Are you thinking of applying to a performing arts or musical theatre college this year but you are not sure what schools you should check out?
Don’t worry, we have done some of the groundwork for you.
There are a lot of different courses on offer and all colleges are slightly different. They might have a different focus on their training, the number of contact hours are different depending on course and/or college or they just have a different vibe.
The best thing to do is to try to visit some of their open days to get a feeling for the college.
If you are not auditioning this year but are thinking ahead a little then we would recommend checking out autumn, easter and summer intensives. Most performing arts colleges offer these and they are a great way to get a feeling for what it would be like to study there full time.
Not all colleges are the same and not all colleges offer the same courses. Some only have degree courses, some only have diplomas and some offer both. Some also offer BTEC or A-Levels which can be a good option for someone about to do their GCSEs but is not ready for a 3 year course yet.
So what course or college you decide to audition for depends on your age as well as your strengths. You might want to do a pure dance course, or perhaps you are more of a triple threat…? But sometimes it might also depend on if you can get funding or not and what school you can afford.
Degree courses usually have an option of student finance to cover part or all of the fees but there is usually no student finance available for diploma courses.
Another thing to remember is that just because a college is right for your friend, it might not be the right one for you. Go with your instinct and pick the ones that you can see yourself training at for the next few years. You will make lots of new life long friends on the way.

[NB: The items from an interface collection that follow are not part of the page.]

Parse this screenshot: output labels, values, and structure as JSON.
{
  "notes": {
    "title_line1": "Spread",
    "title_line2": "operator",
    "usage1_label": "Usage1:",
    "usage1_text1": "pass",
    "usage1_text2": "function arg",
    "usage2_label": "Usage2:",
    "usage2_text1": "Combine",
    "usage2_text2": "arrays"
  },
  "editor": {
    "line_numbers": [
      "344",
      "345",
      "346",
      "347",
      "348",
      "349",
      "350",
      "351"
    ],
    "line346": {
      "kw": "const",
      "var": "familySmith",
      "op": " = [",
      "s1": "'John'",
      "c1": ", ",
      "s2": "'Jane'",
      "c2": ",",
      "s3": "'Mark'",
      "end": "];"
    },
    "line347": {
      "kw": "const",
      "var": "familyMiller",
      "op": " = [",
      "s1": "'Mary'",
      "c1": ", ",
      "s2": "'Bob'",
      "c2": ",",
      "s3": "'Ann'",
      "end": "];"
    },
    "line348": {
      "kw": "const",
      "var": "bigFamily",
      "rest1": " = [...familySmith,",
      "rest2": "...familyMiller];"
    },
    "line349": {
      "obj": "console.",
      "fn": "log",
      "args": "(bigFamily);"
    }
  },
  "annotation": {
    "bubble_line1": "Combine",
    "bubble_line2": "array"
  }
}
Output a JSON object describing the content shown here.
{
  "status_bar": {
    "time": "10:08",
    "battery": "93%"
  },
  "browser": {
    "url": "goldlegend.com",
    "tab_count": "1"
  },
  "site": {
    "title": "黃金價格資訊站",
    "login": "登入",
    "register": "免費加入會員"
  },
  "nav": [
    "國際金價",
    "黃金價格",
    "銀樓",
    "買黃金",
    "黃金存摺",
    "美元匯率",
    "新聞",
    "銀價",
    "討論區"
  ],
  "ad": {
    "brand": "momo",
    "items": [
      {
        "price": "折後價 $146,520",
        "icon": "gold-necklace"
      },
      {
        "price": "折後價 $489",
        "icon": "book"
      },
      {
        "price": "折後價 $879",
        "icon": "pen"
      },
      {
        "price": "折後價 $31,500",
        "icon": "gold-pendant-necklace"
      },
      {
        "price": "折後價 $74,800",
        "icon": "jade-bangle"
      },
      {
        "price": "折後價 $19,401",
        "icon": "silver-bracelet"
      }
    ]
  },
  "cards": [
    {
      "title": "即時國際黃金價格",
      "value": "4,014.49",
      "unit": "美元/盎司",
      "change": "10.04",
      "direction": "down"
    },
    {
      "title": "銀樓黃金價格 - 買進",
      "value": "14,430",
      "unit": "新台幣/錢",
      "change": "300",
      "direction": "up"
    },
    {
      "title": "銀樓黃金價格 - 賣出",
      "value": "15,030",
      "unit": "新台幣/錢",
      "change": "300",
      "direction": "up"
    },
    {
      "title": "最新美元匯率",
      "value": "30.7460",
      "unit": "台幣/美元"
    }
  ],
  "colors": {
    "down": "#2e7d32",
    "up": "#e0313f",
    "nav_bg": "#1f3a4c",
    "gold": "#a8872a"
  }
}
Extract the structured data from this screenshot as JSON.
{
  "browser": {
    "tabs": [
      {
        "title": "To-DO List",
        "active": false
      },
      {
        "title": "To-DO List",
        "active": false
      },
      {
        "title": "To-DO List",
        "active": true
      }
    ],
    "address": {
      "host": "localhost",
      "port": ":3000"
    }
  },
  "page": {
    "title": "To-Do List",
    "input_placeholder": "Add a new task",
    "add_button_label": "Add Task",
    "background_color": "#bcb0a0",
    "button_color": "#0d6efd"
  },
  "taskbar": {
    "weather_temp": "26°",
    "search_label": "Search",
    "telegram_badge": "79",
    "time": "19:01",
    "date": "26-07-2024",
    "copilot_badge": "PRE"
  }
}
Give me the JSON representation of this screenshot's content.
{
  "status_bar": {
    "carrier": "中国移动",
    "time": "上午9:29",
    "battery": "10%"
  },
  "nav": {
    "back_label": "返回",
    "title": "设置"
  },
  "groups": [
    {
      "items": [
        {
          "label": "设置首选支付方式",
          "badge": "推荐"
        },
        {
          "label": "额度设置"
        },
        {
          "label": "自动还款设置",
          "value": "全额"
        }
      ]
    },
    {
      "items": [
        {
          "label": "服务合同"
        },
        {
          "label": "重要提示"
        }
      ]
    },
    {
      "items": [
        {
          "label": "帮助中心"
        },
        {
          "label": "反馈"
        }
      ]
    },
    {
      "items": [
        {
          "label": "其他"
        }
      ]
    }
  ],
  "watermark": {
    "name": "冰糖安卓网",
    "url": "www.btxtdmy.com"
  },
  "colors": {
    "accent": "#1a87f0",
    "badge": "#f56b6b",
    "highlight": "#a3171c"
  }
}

Also remember that entry to all these colleges are by audition. We will write a blog about what a typical audition day to a performing arts college will look like.
You will also need to have passed your GCSEs and / or have gained a certain number for UCAS points through your A-levels or BTECs.
So what type of courses do the performing arts colleges offer?
This is an A-level course or a course equivalent to A-levels. It is usually a 2 year course which will then lead on to you auditioning for a degree or a diploma course. These can be private courses or part or fully government funded.
This is a 1 year course offered to someone the college can see has potential but is not ready to start a 3 year long diploma or degree course. It might be that you are a strong dancer but need to work on singing or acting skills.
This course is most likely not funded by a DaDA or Student Finance but you need to self fund it.
This is a 3 year long course with a very similar training as the degree course. Some colleges offer their own ‘in-house’ diploma and some offer a diploma course validated by an awarding organisation like Trinity College London for example.
Most diploma courses are self funded but there are often an option to apply for a DaDA depending on your family income.
This course is a good option if you are a talented 16 year old who doesn’t need a foundation course but is too young to apply for a degree, or if you just don’t want to do the academic side of a degree course.
A 3 year degree course validated by a university. You will have to be 18 to apply for a degree course with most performing arts colleges. The fee of the degree course will be covered by Student Finance to some extent depending on the college and how much the total annual cost is.
You can not apply for a DaDA if you are on a degree course.
Going to a performing arts college or a dance school is not cheap! But there are different ways you can fund it.
If you are applying for a diploma course you can sometimes also apply for a DaDA.
A government DaDA (Dance And Drama Award) offers income assessed support for tuition fees and living costs. It is available at a number of high quality private dance and drama institutions in England. The intention is that DaDA will contribute to the costs of studying for talented young people who want to become professional actors and dancers. You must be aged 16 to 23 and show talent and a likelihood to succeed in the industry. Your joint family income needs to be under £90,000 a year to be eligible to apply. 
For more information on Dance and Drama Awards take a look here https://www.gov.uk/dance-drama-awards
If you are applying to a degree course you will most likely be able to apply for a student loan for part or the whole tuition fee as well as an amount to cover your cost of living. The amount they will grant you depends on where you are studying and how much your family income might be. Take a look here for more information: https://www.gov.uk/student-finance
Advanced Learner Loan
Advanced learner loans are available for individuals aged 19 or above to undertake approved qualifications at levels 3 to level 6, at an approved provider in England. Advanced learner loans give individuals access to financial support for tuition costs similar to that available in higher education and are administered by Student Finance England. So this can be a way of funding a diploma course if the college you want to go to don’t offer a degree course. For more information take a look here: https://www.gov.uk/guidance/24-advanced-learning-loans-an-overview
Most colleges also offer some type of scholarship. This is to their discretion and is usually based purely on talent. They all have different ways of selecting the recipient. There might be an extra audition before the course starts, an audition at the beginning of the course, or perhaps just as a lovely surprise after your first audition.
Not sure about what colleges there are? Take a look at our list here!
Decided on what schools you want to apply to? Here's our handy hints on how to prepare for the dance part of your auditions.